Problem:
Read the lines below. Copy out any that hold the string "заполнен".

Records shown:
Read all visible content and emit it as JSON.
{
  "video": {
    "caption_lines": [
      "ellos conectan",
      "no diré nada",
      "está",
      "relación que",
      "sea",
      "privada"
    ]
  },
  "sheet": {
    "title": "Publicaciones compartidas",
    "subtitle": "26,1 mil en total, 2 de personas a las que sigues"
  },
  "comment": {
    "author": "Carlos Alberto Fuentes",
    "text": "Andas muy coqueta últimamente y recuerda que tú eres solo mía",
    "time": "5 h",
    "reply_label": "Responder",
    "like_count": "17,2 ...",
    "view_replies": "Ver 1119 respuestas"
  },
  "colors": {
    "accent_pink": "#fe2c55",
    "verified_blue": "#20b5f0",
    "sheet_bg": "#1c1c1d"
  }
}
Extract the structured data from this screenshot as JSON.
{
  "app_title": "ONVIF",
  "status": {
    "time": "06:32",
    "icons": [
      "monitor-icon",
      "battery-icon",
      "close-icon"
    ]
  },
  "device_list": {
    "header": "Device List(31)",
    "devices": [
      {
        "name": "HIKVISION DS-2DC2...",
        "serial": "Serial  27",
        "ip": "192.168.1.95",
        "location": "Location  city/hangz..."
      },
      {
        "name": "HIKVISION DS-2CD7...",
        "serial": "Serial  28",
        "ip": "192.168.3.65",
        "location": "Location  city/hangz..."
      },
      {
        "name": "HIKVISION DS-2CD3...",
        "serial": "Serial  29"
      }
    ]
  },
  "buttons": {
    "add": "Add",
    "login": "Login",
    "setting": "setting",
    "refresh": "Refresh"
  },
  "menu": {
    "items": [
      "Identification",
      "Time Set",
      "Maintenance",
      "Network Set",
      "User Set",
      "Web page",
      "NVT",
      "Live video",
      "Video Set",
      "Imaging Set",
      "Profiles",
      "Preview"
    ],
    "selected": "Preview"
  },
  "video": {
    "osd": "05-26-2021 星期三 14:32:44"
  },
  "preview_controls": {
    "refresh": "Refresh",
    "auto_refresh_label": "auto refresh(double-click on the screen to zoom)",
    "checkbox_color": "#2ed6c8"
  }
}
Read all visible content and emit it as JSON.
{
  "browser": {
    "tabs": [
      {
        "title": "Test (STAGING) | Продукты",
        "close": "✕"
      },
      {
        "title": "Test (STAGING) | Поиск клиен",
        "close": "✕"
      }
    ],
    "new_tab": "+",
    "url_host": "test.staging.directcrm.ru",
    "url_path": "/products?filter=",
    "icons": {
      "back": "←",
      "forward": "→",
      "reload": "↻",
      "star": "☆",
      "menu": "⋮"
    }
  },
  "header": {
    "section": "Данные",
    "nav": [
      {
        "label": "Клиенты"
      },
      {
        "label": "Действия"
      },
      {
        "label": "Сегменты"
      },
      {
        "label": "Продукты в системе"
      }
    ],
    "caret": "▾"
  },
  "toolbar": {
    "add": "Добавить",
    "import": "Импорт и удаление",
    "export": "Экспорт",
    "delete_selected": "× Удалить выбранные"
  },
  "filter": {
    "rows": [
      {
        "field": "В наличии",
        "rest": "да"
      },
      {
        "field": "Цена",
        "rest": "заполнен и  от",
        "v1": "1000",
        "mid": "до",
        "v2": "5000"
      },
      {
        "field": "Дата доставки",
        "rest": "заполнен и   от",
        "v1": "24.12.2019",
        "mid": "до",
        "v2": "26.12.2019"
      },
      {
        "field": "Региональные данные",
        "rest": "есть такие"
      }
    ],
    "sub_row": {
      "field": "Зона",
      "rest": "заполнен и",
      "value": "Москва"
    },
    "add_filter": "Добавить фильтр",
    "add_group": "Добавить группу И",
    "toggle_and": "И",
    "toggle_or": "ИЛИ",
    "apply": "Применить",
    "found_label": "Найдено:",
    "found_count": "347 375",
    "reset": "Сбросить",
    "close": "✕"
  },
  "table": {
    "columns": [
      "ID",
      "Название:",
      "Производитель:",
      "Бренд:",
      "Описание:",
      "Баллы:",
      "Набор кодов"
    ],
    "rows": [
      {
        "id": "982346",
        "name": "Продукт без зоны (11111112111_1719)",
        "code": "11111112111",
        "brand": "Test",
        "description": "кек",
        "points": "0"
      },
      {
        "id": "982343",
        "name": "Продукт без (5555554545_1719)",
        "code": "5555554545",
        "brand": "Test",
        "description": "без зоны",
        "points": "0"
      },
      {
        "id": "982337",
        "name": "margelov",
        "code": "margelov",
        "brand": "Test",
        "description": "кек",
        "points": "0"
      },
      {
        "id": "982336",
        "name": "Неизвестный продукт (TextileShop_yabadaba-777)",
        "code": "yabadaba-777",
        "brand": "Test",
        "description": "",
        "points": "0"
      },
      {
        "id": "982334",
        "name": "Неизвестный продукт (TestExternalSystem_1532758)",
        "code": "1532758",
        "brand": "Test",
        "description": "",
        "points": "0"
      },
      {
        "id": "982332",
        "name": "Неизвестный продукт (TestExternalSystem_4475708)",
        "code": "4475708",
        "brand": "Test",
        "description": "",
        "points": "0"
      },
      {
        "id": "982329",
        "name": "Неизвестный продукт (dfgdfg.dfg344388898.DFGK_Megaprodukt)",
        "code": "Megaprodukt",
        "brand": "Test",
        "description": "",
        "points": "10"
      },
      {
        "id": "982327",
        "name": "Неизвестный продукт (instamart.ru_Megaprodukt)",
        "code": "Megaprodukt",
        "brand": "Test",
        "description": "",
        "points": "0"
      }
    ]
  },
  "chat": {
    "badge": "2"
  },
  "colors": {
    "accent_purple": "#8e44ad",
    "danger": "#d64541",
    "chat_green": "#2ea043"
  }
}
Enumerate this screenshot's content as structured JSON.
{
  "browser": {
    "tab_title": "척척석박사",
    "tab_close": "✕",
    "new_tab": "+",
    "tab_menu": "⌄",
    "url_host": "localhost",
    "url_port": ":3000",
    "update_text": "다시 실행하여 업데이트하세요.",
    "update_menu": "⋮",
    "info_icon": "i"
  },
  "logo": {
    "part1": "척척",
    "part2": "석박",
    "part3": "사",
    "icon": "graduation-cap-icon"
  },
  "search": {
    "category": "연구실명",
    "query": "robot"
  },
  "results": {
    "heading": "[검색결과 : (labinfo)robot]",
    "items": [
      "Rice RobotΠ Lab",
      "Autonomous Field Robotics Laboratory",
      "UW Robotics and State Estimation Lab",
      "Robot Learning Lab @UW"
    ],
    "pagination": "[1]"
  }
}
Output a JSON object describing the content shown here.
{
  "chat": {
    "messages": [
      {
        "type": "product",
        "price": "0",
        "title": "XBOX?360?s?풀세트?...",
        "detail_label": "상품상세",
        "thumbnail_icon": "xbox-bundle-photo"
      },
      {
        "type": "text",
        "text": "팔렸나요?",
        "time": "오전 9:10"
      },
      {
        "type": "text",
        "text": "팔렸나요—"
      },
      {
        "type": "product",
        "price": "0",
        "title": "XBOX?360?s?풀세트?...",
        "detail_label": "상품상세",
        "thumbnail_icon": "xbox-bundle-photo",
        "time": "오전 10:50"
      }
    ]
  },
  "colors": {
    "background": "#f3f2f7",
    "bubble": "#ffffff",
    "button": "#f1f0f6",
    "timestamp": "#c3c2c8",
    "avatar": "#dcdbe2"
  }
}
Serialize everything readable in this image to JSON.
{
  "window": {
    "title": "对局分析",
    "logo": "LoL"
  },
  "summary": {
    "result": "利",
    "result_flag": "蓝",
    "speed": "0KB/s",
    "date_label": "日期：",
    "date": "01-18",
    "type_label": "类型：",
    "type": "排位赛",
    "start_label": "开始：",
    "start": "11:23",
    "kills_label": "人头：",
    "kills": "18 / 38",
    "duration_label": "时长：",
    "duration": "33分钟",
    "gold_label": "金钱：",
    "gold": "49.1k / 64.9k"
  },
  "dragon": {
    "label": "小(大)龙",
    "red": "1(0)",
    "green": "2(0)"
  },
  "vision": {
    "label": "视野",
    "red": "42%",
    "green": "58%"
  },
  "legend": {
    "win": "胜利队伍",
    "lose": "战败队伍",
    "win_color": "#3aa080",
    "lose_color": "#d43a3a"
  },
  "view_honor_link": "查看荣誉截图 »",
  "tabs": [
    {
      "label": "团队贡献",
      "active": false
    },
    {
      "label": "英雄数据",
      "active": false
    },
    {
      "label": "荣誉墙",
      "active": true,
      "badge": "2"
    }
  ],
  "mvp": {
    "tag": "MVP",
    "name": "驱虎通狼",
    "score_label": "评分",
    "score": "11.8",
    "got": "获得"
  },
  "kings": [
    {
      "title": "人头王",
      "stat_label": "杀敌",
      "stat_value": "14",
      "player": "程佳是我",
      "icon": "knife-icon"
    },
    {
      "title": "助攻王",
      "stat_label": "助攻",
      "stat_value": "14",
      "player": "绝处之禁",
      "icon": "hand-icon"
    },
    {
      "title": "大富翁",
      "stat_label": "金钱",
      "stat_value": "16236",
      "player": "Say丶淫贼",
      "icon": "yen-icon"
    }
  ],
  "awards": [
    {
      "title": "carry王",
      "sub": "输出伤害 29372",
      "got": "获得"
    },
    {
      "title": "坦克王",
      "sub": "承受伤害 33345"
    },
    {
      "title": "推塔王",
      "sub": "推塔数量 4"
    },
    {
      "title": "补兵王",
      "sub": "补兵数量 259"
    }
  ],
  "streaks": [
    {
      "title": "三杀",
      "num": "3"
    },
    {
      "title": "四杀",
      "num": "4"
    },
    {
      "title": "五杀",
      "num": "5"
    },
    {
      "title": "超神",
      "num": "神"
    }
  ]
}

Result of this task:
        "rest": "заполнен и  от",
        "rest": "заполнен и   от",
      "rest": "заполнен и",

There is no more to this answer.